Shifting Epistemologies: Movements, Institutions and Ideas in Africa

The African Cultural Studies Students Association (ACSSA) hosts its annual conference.

This year’s conference theme, Shifting Epistemologies: Movements, Institutions and Ideas in Africa, invites participants to reflect on election, migration, resistance and innovation trends that have taken shape on the continent and in the African diaspora. In recent years, the continent and world at large has experienced a wave of migration and African local and national boarders shoulder the responsibility of accepting most of those who flee their homes and communities. Concurrently, student movements in South Africa, Burkina Faso, Ghana, Kenya, and the continent more broadly are challenging institutional hegemony, adumbrating a larger discontent with power and militancy, and more immediately Zimbabweans are questioning the early celebration of a bloodless coup said to be completely within the limits of the constitution. New frameworks of knowing emerge in these spaces where over time Western epistemology has become insufficient in addressing shifts in African political, cultural, technological, linguistic, race, and ethnic relations This year’s conference is, therefore, geared towards profoundly contemplating the ramifications of these manifestations.

Schedule of Events

8.45 a.m. – 9.15 a.m.

Arrival and registration


9.15 a.m. – 9.25 a.m.

ACSSA President’s Address


9.25 a.m. – 9.35 a.m.

ACS Chair’s Welcome Speech


9.40 a.m. – 10.45 a.m.

Panel I: Contesting Ideas and Ideals of Race and Nationalism in Africa

Chair: Astou Fall Gueye                                          Discussant: Dr. Damon Sajnani Burchell


Upenyu S. Majee

(Im)Possibilities for De-nationalizing and De-racializing #FeesMustFall

Adeola Agoke


Contesting linguistic practices in the “wild”: A critical study of multilingualism in southwest Nigeria.

Carly Lucas


Debating Belonging: Race, Nationalism, and Anti-Exploitation Rhetoric at the Sixth Pan-African Congress


10.50 a.m. – 12 noon

Panel II: Narrating Gender and Power

Chair: Tolu Akinwole                                                           Discussant: Dr. Samuel England


Vincent Ogoti


A Bom(b) Nation: Soundscape, Narrative Dynamics, and Sexuality in Chinelo Okparanta’s Under the Udala Trees

Angeline Peterson

Dystopian Fiction in the Age of Information: Decoding the Divine Network of The Queue by Basma Abdel Aziz

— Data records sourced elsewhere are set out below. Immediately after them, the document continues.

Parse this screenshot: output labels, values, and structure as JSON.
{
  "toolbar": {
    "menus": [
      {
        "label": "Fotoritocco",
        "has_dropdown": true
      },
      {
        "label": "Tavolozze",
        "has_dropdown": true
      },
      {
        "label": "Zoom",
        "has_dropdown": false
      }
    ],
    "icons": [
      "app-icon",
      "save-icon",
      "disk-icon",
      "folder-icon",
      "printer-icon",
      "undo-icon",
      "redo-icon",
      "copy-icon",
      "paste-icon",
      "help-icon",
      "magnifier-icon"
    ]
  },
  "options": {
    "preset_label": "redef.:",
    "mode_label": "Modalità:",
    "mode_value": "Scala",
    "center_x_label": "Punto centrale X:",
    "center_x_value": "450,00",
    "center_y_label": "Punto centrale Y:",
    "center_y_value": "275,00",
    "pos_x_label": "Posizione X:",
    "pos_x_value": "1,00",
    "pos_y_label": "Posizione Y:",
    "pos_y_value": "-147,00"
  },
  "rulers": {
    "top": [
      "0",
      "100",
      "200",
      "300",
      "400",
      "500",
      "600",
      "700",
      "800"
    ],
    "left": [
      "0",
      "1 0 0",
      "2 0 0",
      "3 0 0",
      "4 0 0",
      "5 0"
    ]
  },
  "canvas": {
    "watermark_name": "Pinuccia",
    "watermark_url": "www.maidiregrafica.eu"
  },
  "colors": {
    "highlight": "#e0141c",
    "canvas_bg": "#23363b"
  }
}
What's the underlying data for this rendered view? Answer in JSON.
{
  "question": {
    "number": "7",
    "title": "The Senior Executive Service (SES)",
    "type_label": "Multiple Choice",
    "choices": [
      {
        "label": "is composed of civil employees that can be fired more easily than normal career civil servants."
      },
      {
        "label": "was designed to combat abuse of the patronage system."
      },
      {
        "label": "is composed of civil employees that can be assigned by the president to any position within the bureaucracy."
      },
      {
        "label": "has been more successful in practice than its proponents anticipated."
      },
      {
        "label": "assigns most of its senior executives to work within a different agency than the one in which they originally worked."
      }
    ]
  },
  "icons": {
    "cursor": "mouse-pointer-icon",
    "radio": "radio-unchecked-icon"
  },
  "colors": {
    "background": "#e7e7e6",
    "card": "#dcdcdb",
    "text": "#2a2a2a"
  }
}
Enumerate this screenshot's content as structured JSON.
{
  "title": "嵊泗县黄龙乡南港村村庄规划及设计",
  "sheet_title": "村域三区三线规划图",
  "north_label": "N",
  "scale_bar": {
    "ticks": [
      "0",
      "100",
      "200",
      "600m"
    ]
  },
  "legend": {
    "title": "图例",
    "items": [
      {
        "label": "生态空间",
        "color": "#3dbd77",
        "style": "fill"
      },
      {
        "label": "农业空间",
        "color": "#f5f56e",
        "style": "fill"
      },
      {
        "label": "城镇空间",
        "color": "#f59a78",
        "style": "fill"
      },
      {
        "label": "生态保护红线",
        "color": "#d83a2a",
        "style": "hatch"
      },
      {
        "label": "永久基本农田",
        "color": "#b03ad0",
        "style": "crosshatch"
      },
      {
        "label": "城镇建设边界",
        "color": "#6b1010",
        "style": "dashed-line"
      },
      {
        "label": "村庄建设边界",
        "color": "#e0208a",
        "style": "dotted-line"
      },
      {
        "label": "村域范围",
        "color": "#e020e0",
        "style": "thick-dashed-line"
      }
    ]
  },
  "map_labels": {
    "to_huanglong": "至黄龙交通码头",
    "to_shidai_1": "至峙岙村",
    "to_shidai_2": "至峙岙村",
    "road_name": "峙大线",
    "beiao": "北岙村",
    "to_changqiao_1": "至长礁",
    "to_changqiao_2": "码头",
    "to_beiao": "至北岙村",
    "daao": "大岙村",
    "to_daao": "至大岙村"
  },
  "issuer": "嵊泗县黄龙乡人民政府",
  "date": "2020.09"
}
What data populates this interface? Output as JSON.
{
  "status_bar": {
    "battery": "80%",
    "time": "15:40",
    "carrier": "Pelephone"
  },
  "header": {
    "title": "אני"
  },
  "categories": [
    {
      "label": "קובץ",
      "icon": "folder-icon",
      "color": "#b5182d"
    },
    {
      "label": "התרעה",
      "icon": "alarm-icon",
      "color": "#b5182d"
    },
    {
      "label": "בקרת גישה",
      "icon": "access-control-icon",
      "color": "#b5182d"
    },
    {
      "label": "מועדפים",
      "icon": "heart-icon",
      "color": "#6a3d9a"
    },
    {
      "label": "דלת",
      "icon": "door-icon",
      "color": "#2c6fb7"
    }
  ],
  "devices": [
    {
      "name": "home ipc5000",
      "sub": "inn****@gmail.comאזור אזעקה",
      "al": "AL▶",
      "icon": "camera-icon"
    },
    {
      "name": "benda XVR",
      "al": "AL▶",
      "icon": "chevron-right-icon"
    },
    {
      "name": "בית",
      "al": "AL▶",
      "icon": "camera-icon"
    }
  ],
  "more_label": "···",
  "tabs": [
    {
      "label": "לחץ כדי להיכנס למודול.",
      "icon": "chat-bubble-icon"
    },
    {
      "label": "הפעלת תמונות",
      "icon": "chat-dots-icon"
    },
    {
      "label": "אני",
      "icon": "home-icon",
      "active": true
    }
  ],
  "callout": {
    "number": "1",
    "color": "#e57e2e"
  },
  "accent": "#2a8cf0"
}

Kimathi wa Muthee

“Men Under Siege?: Contesting notions of Masculinity in Kenya


12 noon – 12.50 p.m.



12.50 p.m. – 1.50 p.m.

Keynote Address: Professor Michael Schatzberg

What does an Epistemological Shift Actually Mean?: The Banality of Sorcery

This talk explores different epistemological perspectives through an examination of the role of sorcery in the politics of the Democratic Republic of the Congo.  It shows how our understanding and explanation of this phenomenon is affected by the epistemological perspectives that we bring to bear and suggests that we should recognize that a plurality of useful epistemologies exist simultaneously.  Epistemological shifts, therefore, are more likely to entail a recognition of multiple options rather than a dichotomous choice with a “right” or “wrong” answer.      

1.50 p.m. – 2.00 p.m.

Short Break


2.05 – 3.00 p.m.

Panel III: Politics of Exclusion in Contemporary Africa

Chair: Tarek Ziadna                                               


Samuel Allen

Evaluating Repatriation as a Durable Solution to East African Protracted Refugee Situations

Olusegun Soetan

Shifting Paradigm: Language and Culture in the Films of Tunde Kelani

David Lukhachi

Borderlands in the City: Urban Everyday Life in Nairobi